The basics of a good sales pitch rest on reaching potential customers where they will see or hear it. While print ads, mailings, and TV and radio commercials still have their place, your customers are using social media—Facebook, Twitter, YouTube, Google+, and others—to find companies and build a relationship with them.
Once you jump in the sea of social media, you might find it’s a struggle to stay on top of status updates—while keeping them useful and creative—and conversations with your audience. While success and failure may seem random at first, you’ve got to stick with it and experiment to see what works for you and your customers.
To be sure that your investment is giving you the maximum returns—generating qualified leads that convert to customers—run your strategy through the following quiz:
- Is my social media outlet attractive to new customers? What kinds of SEO, advertising, and referrals do I generate to earn my traffic?
- What are my customers interested in? Where do they hang out on the Internet, and what keeps them interested in a company?
- Do current customers check in periodically with my social media interactions?
- What draws customers to my business instead of comparable businesses?
- How can I use social media to make it easy for my customers to build a relationship with my company?
- How many new hits or leads am I generating per month?
- How closely am I watching my social media stats to keep track of what’s working?
So, how’d you do? Are you seeing the results that you’re looking for? If not (or if you could stand to see better results), the two most important factors to pay attention to while building your successful social media empire are your brand attraction and your statistics.
Be sure that your social media outlets are attractively designed. A poor presentation can drive people away—not to mention the lost opportunities as outlined in Entrepreneur’s “Building Your Brand with Social Media.” So make sure all of your social media accounts are polished—and match your blog and website for brand consistency. This also assures customers of your professionalism and reputation.
Take an honest look at your current social media attempts. Do the experiences jump out at you visually? Is there an attractive nature to the tone, copy, and presentation? If not, you are missing out on a lot that social media has to offer the world of sales.

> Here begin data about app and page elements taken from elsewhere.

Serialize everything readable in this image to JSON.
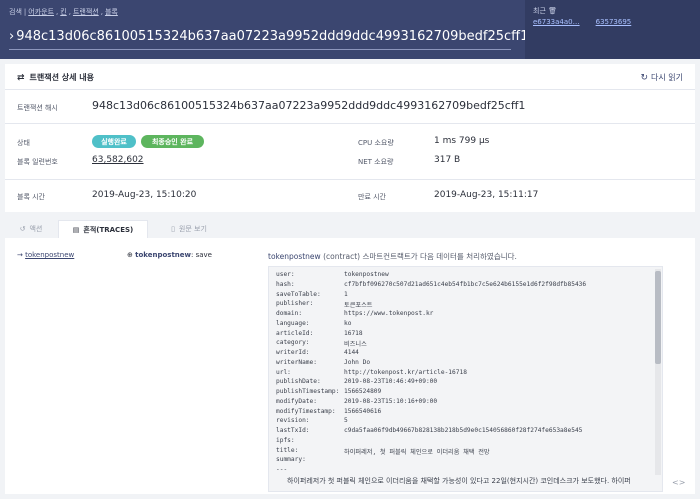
{
  "header": {
    "crumbs": [
      "검색",
      "어카운트",
      "킨",
      "트랜잭션",
      "블록"
    ],
    "search_value": "948c13d06c86100515324b637aa07223a9952ddd9ddc4993162709bedf25cff1",
    "recent_title": "최근",
    "recent_links": [
      "e6733a4a0…",
      "63573695"
    ]
  },
  "detail": {
    "title": "트랜잭션 상세 내용",
    "reload": "다시 읽기",
    "hash_label": "트랜잭션 해시",
    "hash_value": "948c13d06c86100515324b637aa07223a9952ddd9ddc4993162709bedf25cff1",
    "status_label": "상태",
    "status_exec": "실행완료",
    "status_final": "최종승인 완료",
    "cpu_label": "CPU 소요량",
    "cpu_value": "1 ms 799 μs",
    "block_label": "블록 일련번호",
    "block_value": "63,582,602",
    "net_label": "NET 소요량",
    "net_value": "317 B",
    "block_time_label": "블록 시간",
    "block_time_value": "2019-Aug-23, 15:10:20",
    "expire_label": "만료 시간",
    "expire_value": "2019-Aug-23, 15:11:17"
  },
  "tabs": [
    {
      "label": "액션",
      "icon": "history-icon"
    },
    {
      "label": "흔적(TRACES)",
      "icon": "list-icon"
    },
    {
      "label": "원문 보기",
      "icon": "document-icon"
    }
  ],
  "trace": {
    "from": "tokenpostnew",
    "call_account": "tokenpostnew",
    "call_action": ": save",
    "desc_account": "tokenpostnew",
    "desc_contract": " (contract) ",
    "desc_text": "스마트컨트랙트가 다음 데이터를 처리하였습니다.",
    "fields": [
      {
        "k": "user:",
        "v": "tokenpostnew"
      },
      {
        "k": "hash:",
        "v": "cf7bfbf096270c507d21ad651c4eb54fb1bc7c5e624b6155e1d6f2f98dfb85436"
      },
      {
        "k": "saveToTable:",
        "v": "1"
      },
      {
        "k": "publisher:",
        "v": "토큰포스트"
      },
      {
        "k": "domain:",
        "v": "https://www.tokenpost.kr"
      },
      {
        "k": "language:",
        "v": "ko"
      },
      {
        "k": "articleId:",
        "v": "16718"
      },
      {
        "k": "category:",
        "v": "비즈니스"
      },
      {
        "k": "writerId:",
        "v": "4144"
      },
      {
        "k": "writerName:",
        "v": "John Do"
      },
      {
        "k": "url:",
        "v": "http://tokenpost.kr/article-16718"
      },
      {
        "k": "publishDate:",
        "v": "2019-08-23T10:46:49+09:00"
      },
      {
        "k": "publishTimestamp:",
        "v": "1566524809"
      },
      {
        "k": "modifyDate:",
        "v": "2019-08-23T15:10:16+09:00"
      },
      {
        "k": "modifyTimestamp:",
        "v": "1566540616"
      },
      {
        "k": "revision:",
        "v": "5"
      },
      {
        "k": "lastTxId:",
        "v": "c9da5faa06f9db49667b828138b218b5d9e0c154056860f28f274fe653a8e545"
      },
      {
        "k": "ipfs:",
        "v": ""
      },
      {
        "k": "title:",
        "v": "하이퍼레저, 첫 퍼블릭 체인으로 이더리움 채택 전망"
      },
      {
        "k": "summary:",
        "v": ""
      },
      {
        "k": "---",
        "v": ""
      }
    ],
    "summary_text": "하이퍼레저가 첫 퍼블릭 체인으로 이더리움을 채택할 가능성이 있다고 22일(현지시간) 코인데스크가 보도했다. 하이퍼"
  },
  "scroll_position": 0.02
}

Another key piece of a successful social media sales program is to regularly review your stats—click-throughs, likes, retweets, etc. (If you’re at a loss, check out a few high-profile metrics recommended in Lisa Barone’s “6 Social Media Metrics for SMBs To Track.”)
Not only can this information keep you in the know about your current efforts, it also guides you on what to do in the future. When you see how customers are interacting with your social media accounts and accessing your website as well as what information they find most useful, you can better focus your sales messages.
Image courtesy of creative design agency Arrae.Google+